Exercise brief:
Please filter the entries for the word "description" and copy every line that has it.

[Data excerpts]
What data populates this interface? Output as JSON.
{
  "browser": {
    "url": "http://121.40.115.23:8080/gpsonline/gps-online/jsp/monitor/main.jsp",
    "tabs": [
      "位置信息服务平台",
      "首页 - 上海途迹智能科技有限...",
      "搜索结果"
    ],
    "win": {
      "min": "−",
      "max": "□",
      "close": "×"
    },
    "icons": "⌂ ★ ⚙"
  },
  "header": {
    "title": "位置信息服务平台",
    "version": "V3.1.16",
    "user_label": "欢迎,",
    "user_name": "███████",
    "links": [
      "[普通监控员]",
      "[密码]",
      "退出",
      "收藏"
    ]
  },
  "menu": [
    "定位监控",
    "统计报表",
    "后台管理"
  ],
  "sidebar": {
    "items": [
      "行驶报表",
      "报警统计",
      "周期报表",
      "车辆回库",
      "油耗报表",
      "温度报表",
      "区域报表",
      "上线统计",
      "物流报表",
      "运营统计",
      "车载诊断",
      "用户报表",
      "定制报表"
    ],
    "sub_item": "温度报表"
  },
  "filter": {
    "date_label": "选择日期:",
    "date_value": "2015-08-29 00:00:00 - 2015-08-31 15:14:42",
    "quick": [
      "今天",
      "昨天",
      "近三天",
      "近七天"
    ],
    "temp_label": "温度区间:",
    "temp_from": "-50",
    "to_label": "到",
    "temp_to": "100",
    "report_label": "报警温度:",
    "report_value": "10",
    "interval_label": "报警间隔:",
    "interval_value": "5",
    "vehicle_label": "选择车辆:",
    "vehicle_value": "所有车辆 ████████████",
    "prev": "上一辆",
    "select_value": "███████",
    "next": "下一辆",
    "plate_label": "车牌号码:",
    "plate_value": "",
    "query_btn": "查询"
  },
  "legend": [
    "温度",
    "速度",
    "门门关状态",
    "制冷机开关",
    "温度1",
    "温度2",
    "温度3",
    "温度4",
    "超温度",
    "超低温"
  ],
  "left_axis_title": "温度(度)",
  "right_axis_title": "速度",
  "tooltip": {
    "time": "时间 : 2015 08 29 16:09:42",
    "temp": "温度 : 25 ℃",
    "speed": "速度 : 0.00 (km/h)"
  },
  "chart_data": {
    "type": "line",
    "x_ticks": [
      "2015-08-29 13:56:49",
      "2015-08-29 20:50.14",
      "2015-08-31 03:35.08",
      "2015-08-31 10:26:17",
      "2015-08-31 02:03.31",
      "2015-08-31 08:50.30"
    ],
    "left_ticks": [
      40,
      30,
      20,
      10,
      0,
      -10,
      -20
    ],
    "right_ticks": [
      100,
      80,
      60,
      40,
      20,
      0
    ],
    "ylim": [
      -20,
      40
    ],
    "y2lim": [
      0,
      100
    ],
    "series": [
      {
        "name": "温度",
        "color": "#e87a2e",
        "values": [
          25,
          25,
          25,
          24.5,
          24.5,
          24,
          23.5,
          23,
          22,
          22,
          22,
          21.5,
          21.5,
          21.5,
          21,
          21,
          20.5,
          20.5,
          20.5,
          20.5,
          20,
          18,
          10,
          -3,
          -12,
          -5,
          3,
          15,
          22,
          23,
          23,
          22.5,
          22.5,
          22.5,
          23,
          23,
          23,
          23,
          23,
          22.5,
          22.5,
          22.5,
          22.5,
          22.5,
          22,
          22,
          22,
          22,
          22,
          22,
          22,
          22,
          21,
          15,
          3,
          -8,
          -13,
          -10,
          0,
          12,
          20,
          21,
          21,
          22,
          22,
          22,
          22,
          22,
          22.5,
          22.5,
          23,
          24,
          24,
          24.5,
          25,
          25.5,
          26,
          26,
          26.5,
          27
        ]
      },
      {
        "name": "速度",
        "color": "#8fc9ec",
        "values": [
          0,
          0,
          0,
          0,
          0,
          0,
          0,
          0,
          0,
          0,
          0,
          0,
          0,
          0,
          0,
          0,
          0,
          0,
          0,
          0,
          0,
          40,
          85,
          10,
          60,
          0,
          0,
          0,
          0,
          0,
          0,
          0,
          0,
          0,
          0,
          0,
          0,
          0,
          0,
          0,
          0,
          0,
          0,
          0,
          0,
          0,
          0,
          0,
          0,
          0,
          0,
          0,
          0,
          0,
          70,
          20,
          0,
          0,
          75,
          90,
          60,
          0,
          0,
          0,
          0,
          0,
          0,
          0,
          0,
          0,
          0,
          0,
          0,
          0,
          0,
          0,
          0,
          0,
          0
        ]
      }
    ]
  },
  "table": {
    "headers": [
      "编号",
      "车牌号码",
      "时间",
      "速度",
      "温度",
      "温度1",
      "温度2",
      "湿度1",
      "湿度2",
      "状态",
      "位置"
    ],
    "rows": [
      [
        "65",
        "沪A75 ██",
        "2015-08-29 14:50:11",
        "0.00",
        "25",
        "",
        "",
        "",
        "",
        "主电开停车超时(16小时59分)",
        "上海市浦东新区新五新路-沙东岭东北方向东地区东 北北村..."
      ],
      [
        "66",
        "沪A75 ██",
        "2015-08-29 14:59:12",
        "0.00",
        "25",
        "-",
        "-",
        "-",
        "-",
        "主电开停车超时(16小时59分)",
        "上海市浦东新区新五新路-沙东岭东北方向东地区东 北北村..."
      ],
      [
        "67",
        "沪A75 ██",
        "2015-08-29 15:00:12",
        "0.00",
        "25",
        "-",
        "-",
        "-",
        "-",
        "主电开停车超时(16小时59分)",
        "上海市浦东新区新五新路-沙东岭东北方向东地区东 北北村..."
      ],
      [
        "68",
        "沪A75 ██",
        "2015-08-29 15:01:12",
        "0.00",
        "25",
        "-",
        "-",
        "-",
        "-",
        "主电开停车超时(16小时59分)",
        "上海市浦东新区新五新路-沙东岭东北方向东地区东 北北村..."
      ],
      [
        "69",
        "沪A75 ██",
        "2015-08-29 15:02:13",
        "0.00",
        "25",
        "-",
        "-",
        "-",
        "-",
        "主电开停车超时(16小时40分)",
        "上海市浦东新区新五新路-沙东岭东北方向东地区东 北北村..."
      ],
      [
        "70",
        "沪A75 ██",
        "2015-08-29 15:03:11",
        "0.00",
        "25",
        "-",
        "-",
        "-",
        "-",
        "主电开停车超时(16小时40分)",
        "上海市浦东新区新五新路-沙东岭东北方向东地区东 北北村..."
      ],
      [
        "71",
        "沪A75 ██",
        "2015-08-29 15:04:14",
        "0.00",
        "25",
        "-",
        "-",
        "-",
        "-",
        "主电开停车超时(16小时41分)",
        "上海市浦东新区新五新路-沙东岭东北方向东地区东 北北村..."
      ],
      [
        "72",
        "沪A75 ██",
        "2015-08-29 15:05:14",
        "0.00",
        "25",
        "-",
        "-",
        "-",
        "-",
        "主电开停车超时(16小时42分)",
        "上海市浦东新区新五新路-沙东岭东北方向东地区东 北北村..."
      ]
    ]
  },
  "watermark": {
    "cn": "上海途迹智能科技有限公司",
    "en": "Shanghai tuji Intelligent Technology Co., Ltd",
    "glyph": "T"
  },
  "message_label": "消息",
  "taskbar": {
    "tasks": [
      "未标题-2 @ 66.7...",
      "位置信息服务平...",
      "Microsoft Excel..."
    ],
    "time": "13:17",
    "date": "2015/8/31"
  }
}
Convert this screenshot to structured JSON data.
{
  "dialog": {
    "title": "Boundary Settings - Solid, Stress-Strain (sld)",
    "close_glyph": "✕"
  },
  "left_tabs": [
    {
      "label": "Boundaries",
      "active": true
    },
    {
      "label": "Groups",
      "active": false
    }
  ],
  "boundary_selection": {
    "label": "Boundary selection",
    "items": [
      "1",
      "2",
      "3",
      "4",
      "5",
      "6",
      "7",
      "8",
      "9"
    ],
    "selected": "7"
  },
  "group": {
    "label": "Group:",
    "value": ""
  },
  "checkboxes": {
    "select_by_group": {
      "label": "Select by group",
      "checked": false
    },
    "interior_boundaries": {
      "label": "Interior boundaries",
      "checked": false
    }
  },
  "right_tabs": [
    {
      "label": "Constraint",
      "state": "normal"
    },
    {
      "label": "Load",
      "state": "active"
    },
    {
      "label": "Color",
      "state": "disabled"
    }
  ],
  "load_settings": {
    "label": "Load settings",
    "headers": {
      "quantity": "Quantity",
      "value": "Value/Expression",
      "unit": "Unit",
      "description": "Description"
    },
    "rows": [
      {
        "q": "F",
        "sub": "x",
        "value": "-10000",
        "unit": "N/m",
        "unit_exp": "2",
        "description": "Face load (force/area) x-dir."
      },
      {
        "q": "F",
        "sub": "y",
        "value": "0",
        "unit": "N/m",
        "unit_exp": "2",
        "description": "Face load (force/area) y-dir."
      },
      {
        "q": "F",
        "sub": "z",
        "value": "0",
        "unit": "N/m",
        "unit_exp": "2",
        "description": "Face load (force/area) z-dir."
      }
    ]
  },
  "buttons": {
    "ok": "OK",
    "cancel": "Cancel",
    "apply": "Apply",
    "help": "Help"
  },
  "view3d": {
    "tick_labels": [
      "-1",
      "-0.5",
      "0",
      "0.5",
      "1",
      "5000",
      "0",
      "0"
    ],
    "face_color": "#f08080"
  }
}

Task response:
      "description": "Description"
        "description": "Face load (force/area) x-dir."
        "description": "Face load (force/area) y-dir."
        "description": "Face load (force/area) z-dir."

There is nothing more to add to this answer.